Your iPad becomes disabled if you enter the wrong passcode times in a row or more. You can’t unlock or use a disabled device without erasing the content and settings with a computer.
Whether you forgot the passcode or someone else disabled your iPad, you can find out how to fix it below. If you don’t have a backup, we’ve explained how to check what data is already saved to iCloud.
For folks seeking help with their disabled iPhone, check out this article instead!
- 1 How do I fix a disabled iPad?
- 2 How to restore a disabled iPad that says “Connect to iTunes”
- 3 Why is my iPad disabled?
- 4 How do I backup my disabled iPad or iPod?
- 5 What if I can’t restore my disabled iPad?
- How to fix your disabled Apple ID today
- iPhone Passcode Required After iOS Update, Fix
- Forgot iPhone/iPad passcode? How to reset your passcode
- Entered the wrong passcode and now iPhone is disabled and says connect to iTunes?
How do I fix a disabled iPad?
When your iPad is disabled and says “Try again in 15 minutes”, wait out the timer and enter your passcode to fix it. The timer increases each time you enter the wrong passcode.
When your iPad is disabled and says “Connect to iTunes”, the only way you can fix it is to restore all the contents and settings using Recovery Mode. Without a backup, you will lose photos, videos, messages, and everything else on your iPad.
How to restore a disabled iPad that says “Connect to iTunes”
- Hold the Top button and either Volume button to power off the iPad.
- Hold the Home button or the Top button while connecting to a computer.
- Keep holding the button until a Recovery Mode screen appears.
- On the computer, select the iPad and click Restore.
- If you don’t have a backup, you will lose all the data on the iPad.
Finder or iTunes will download the latest version of iPadOS. If this takes longer than 15 minutes, follow the steps above to enter Recovery Mode again.

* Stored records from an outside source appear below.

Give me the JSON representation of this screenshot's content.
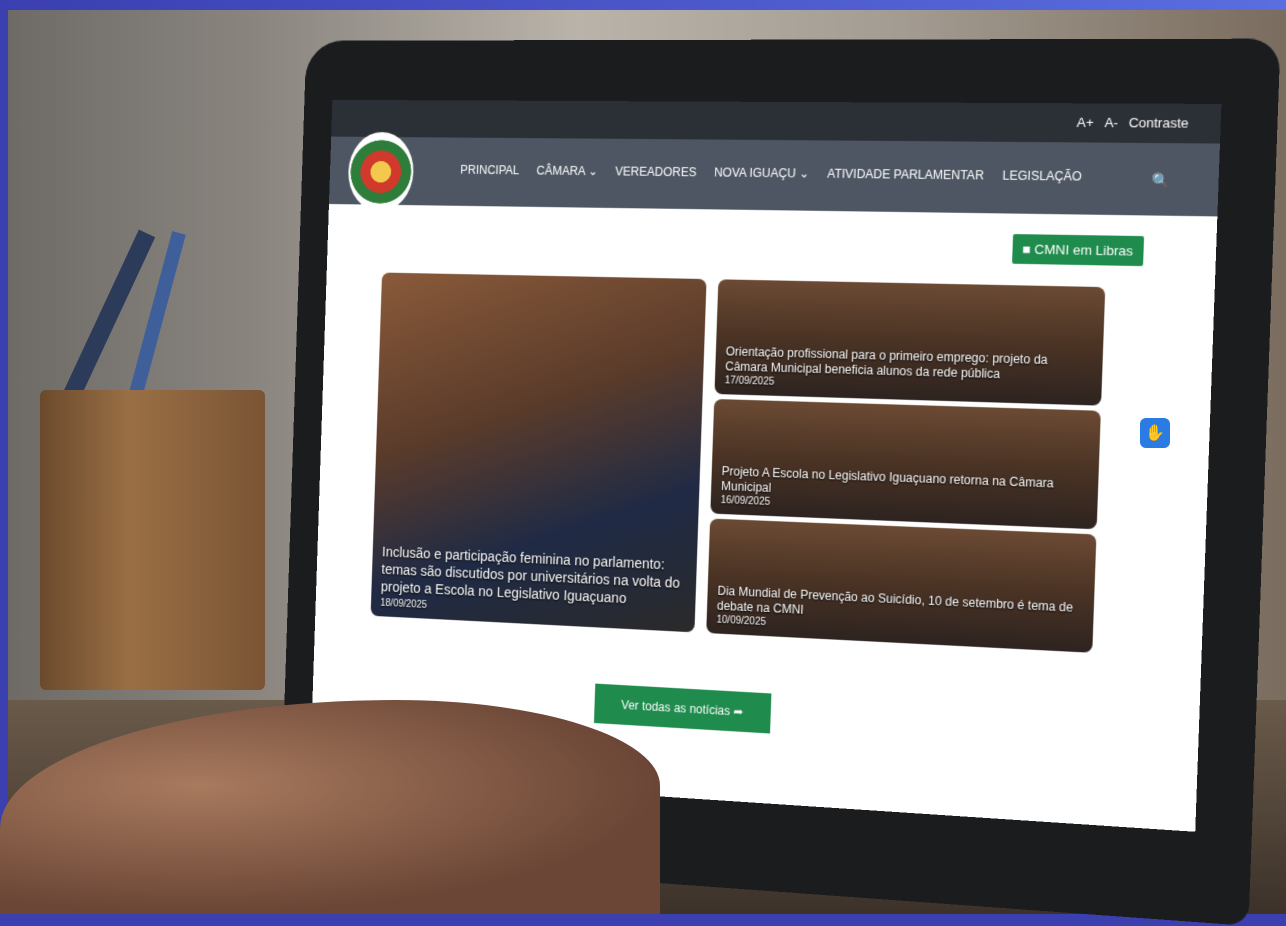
{
  "topbar": {
    "font_increase": "A+",
    "font_decrease": "A-",
    "contrast": "Contraste"
  },
  "nav": {
    "items": [
      {
        "label": "PRINCIPAL"
      },
      {
        "label": "CÂMARA ⌄"
      },
      {
        "label": "VEREADORES"
      },
      {
        "label": "NOVA IGUAÇU ⌄"
      },
      {
        "label": "ATIVIDADE PARLAMENTAR"
      },
      {
        "label": "LEGISLAÇÃO"
      }
    ],
    "search_icon": "search-icon"
  },
  "libras_button": "CMNI em Libras",
  "news": {
    "main": {
      "title": "Inclusão e participação feminina no parlamento: temas são discutidos por universitários na volta do projeto a Escola no Legislativo Iguaçuano",
      "date": "18/09/2025"
    },
    "side": [
      {
        "title": "Orientação profissional para o primeiro emprego: projeto da Câmara Municipal beneficia alunos da rede pública",
        "date": "17/09/2025"
      },
      {
        "title": "Projeto A Escola no Legislativo Iguaçuano retorna na Câmara Municipal",
        "date": "16/09/2025"
      },
      {
        "title": "Dia Mundial de Prevenção ao Suicídio, 10 de setembro é tema de debate na CMNI",
        "date": "10/09/2025"
      }
    ]
  },
  "see_all_button": "Ver todas as notícias ➦",
  "accessibility_icon": "hand-sign-icon"
}
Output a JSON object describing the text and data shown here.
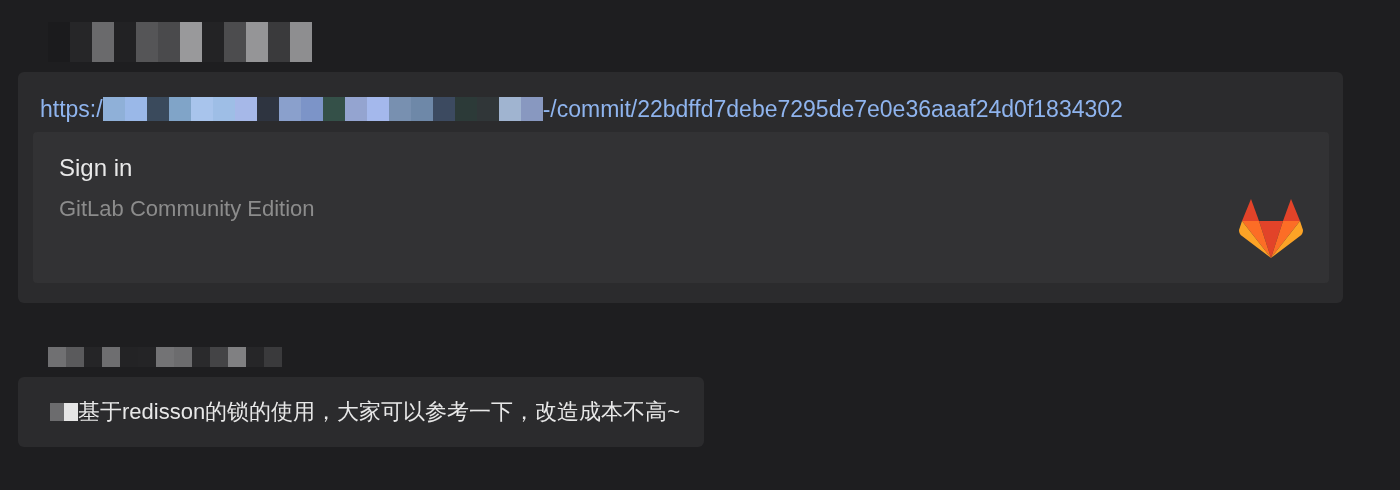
{
  "messages": [
    {
      "kind": "link_card",
      "url_start": "https:/",
      "url_end": "-/commit/22bdffd7debe7295de7e0e36aaaf24d0f1834302",
      "preview": {
        "title": "Sign in",
        "site": "GitLab Community Edition"
      }
    },
    {
      "kind": "text",
      "text": "基于redisson的锁的使用，大家可以参考一下，改造成本不高~"
    }
  ]
}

Fix your disabled iPad by erasing it with Recovery Mode and a computer
Visit this article for a more detailed step-by-step guide
Why is my iPad disabled?
If you enter the wrong password on your iPad five times in a row, it temporarily becomes disabled. This protects your data and stops people from figuring out your passcode.
Usually, you can wait out the timer and try your code again. But after too many failed attempts, your iPad becomes permanently disabled, making it virtually impossible for anyone to access the data on it. Even you.
Why can’t I use Face ID or Touch ID to unlock my iPad?
Even if your iPad uses Face ID or Touch ID, you still need to unlock it using the passcode sometimes. This usually happens after restarting your device or updating the software.
It’s all too easy to forget the passcode if you use Face ID or Touch ID most of the time. But these services, while incredibly hard to crack on their own, are more secure when paired with a passcode.
How do I backup my disabled iPad or iPod?
You can’t create a new backup with a disabled iPad.
Other posts claim you can still back up to a computer your device has synced with before, but we couldn’t replicate this.
If you can’t risk losing data on your iPad, look into third-party data recovery services. There are plenty available, although we can’t make any recommendations.
How do I check what data is saved to iCloud?
Even if you didn’t make a recent backup, some of your data may still be saved to iCloud. Go to iCloud.com and sign in to your Apple ID account.
Any data on this website—photos, videos, notes, etc.—is still safe when you restore your device. It syncs to your iPad again the next time you log in to iCloud.
This works for third-party cloud services as well, like Dropbox or Google Drive. You can also restore paid apps and media from iTunes or the App Store without using a backup.
What if I can’t restore my disabled iPad?
If your disabled iPad says “Connect to iTunes” but won’t connect to a computer, take a look at these things for signs of wear and tear:
- your Lightning-to-USB cable
- the USB port on your computer
- the Lightning port on your device.
If you can, try using a different cable and a different USB port. If that fails, follow our instructions to put your iPad into DFU mode.
Finally, contact Apple for more assistance. You might have a damaged Lightning port in your iPad that needs repairing.
Dan is a freelance writer based in South West England.
He spent two years supervising repairs as a Genius Admin for Apple Retail and uses that knowledge to keep our troubleshooting guides up to date.
Long before that, Dan turned to Apple products from a musical background. Having owned iPods for years, he bought a MacBook to learn sound recording and production. It was using those skills that he gained a first-class Bachelor of Science in Sound Technology.